> **The task**: For every entry that follows, return the words exactly and omit any picture.
Supplied material below:
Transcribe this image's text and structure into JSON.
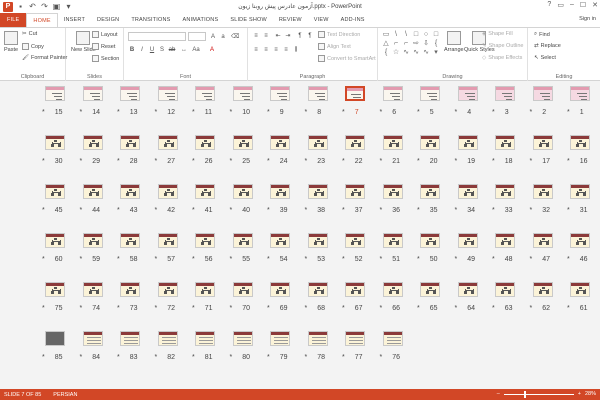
{
  "window": {
    "title": "آزمون عادرس پیش روبنا زیون.pptx - PowerPoint",
    "app_icon": "P",
    "controls": [
      "?",
      "▭",
      "–",
      "☐",
      "✕"
    ]
  },
  "tabs": [
    "FILE",
    "HOME",
    "INSERT",
    "DESIGN",
    "TRANSITIONS",
    "ANIMATIONS",
    "SLIDE SHOW",
    "REVIEW",
    "VIEW",
    "ADD-INS"
  ],
  "active_tab": "HOME",
  "sign_in": "Sign in",
  "ribbon": {
    "clipboard": {
      "name": "Clipboard",
      "paste": "Paste",
      "cut": "Cut",
      "copy": "Copy",
      "format_painter": "Format Painter"
    },
    "slides": {
      "name": "Slides",
      "new_slide": "New Slide",
      "layout": "Layout",
      "reset": "Reset",
      "section": "Section"
    },
    "font": {
      "name": "Font"
    },
    "paragraph": {
      "name": "Paragraph",
      "text_direction": "Text Direction",
      "align_text": "Align Text",
      "convert_smartart": "Convert to SmartArt"
    },
    "drawing": {
      "name": "Drawing",
      "arrange": "Arrange",
      "quick_styles": "Quick Styles",
      "shape_fill": "Shape Fill",
      "shape_outline": "Shape Outline",
      "shape_effects": "Shape Effects"
    },
    "editing": {
      "name": "Editing",
      "find": "Find",
      "replace": "Replace",
      "select": "Select"
    }
  },
  "slides": {
    "rows": [
      [
        15,
        14,
        13,
        12,
        11,
        10,
        9,
        8,
        7,
        6,
        5,
        4,
        3,
        2,
        1
      ],
      [
        30,
        29,
        28,
        27,
        26,
        25,
        24,
        23,
        22,
        21,
        20,
        19,
        18,
        17,
        16
      ],
      [
        45,
        44,
        43,
        42,
        41,
        40,
        39,
        38,
        37,
        36,
        35,
        34,
        33,
        32,
        31
      ],
      [
        60,
        59,
        58,
        57,
        56,
        55,
        54,
        53,
        52,
        51,
        50,
        49,
        48,
        47,
        46
      ],
      [
        75,
        74,
        73,
        72,
        71,
        70,
        69,
        68,
        67,
        66,
        65,
        64,
        63,
        62,
        61
      ],
      [
        85,
        84,
        83,
        82,
        81,
        80,
        79,
        78,
        77,
        76
      ]
    ],
    "selected": 7,
    "star": "*"
  },
  "status": {
    "slide_info": "SLIDE 7 OF 85",
    "language": "PERSIAN",
    "zoom": "28%",
    "zoom_fraction": 0.28
  },
  "colors": {
    "accent": "#d24726",
    "sorter_bg": "#f3f3f3"
  }
}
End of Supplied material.
> **Reply**:
Transcribe this image's text and structure into JSON.
{
  "window": {
    "title": "آزمون عادرس پیش روبنا زیون.pptx - PowerPoint",
    "app_icon": "P",
    "controls": [
      "?",
      "▭",
      "–",
      "☐",
      "✕"
    ]
  },
  "tabs": [
    "FILE",
    "HOME",
    "INSERT",
    "DESIGN",
    "TRANSITIONS",
    "ANIMATIONS",
    "SLIDE SHOW",
    "REVIEW",
    "VIEW",
    "ADD-INS"
  ],
  "active_tab": "HOME",
  "sign_in": "Sign in",
  "ribbon": {
    "clipboard": {
      "name": "Clipboard",
      "paste": "Paste",
      "cut": "Cut",
      "copy": "Copy",
      "format_painter": "Format Painter"
    },
    "slides": {
      "name": "Slides",
      "new_slide": "New Slide",
      "layout": "Layout",
      "reset": "Reset",
      "section": "Section"
    },
    "font": {
      "name": "Font"
    },
    "paragraph": {
      "name": "Paragraph",
      "text_direction": "Text Direction",
      "align_text": "Align Text",
      "convert_smartart": "Convert to SmartArt"
    },
    "drawing": {
      "name": "Drawing",
      "arrange": "Arrange",
      "quick_styles": "Quick Styles",
      "shape_fill": "Shape Fill",
      "shape_outline": "Shape Outline",
      "shape_effects": "Shape Effects"
    },
    "editing": {
      "name": "Editing",
      "find": "Find",
      "replace": "Replace",
      "select": "Select"
    }
  },
  "slides": {
    "rows": [
      [
        15,
        14,
        13,
        12,
        11,
        10,
        9,
        8,
        7,
        6,
        5,
        4,
        3,
        2,
        1
      ],
      [
        30,
        29,
        28,
        27,
        26,
        25,
        24,
        23,
        22,
        21,
        20,
        19,
        18,
        17,
        16
      ],
      [
        45,
        44,
        43,
        42,
        41,
        40,
        39,
        38,
        37,
        36,
        35,
        34,
        33,
        32,
        31
      ],
      [
        60,
        59,
        58,
        57,
        56,
        55,
        54,
        53,
        52,
        51,
        50,
        49,
        48,
        47,
        46
      ],
      [
        75,
        74,
        73,
        72,
        71,
        70,
        69,
        68,
        67,
        66,
        65,
        64,
        63,
        62,
        61
      ],
      [
        85,
        84,
        83,
        82,
        81,
        80,
        79,
        78,
        77,
        76
      ]
    ],
    "selected": 7,
    "star": "*"
  },
  "status": {
    "slide_info": "SLIDE 7 OF 85",
    "language": "PERSIAN",
    "zoom": "28%",
    "zoom_fraction": 0.28
  },
  "colors": {
    "accent": "#d24726",
    "sorter_bg": "#f3f3f3"
  }
}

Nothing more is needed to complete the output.